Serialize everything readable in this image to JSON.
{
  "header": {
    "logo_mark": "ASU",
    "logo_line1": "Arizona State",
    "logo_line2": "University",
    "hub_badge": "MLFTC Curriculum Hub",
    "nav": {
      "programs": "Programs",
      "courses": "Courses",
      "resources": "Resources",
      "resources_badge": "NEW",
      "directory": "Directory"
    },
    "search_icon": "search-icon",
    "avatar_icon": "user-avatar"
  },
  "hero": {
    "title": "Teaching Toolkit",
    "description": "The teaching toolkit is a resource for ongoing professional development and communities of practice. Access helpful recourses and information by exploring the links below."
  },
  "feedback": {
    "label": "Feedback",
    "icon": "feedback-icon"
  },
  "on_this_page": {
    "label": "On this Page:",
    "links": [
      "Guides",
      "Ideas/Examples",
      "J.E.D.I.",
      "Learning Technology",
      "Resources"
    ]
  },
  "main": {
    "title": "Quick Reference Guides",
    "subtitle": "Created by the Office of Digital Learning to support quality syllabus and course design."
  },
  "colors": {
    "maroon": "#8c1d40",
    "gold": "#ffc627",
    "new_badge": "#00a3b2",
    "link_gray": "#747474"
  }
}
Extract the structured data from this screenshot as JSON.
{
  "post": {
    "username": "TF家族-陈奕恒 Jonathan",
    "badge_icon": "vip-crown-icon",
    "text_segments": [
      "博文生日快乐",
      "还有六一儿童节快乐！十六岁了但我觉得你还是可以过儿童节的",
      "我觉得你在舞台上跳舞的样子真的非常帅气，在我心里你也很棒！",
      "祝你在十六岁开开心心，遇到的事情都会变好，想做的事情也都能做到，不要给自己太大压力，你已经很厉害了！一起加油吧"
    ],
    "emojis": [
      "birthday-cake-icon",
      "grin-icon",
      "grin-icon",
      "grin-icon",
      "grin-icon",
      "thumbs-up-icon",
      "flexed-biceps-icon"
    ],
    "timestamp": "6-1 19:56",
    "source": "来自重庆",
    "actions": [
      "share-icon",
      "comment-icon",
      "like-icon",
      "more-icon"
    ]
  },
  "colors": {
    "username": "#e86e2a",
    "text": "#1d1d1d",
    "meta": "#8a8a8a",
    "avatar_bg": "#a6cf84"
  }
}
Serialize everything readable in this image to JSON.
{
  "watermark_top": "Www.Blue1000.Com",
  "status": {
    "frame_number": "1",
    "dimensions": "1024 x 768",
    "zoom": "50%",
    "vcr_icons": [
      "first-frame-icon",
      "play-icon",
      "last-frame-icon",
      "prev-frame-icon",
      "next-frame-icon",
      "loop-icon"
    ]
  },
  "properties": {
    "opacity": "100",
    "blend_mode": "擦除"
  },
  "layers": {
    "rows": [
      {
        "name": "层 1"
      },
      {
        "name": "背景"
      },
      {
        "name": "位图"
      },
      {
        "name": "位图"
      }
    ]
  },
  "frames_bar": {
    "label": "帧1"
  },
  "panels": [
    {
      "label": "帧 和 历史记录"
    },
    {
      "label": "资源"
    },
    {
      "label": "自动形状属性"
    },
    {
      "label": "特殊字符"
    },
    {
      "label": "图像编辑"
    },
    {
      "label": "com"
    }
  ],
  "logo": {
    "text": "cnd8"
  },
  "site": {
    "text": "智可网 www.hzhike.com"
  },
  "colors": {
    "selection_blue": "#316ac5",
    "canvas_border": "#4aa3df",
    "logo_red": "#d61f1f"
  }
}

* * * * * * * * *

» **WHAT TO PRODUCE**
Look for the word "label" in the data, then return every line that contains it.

» **RESPONSE BELOW**
    "label": "Feedback",
    "label": "On this Page:",
    "label": "帧1"
      "label": "帧 和 历史记录"
      "label": "资源"
      "label": "自动形状属性"
      "label": "特殊字符"
      "label": "图像编辑"
      "label": "com"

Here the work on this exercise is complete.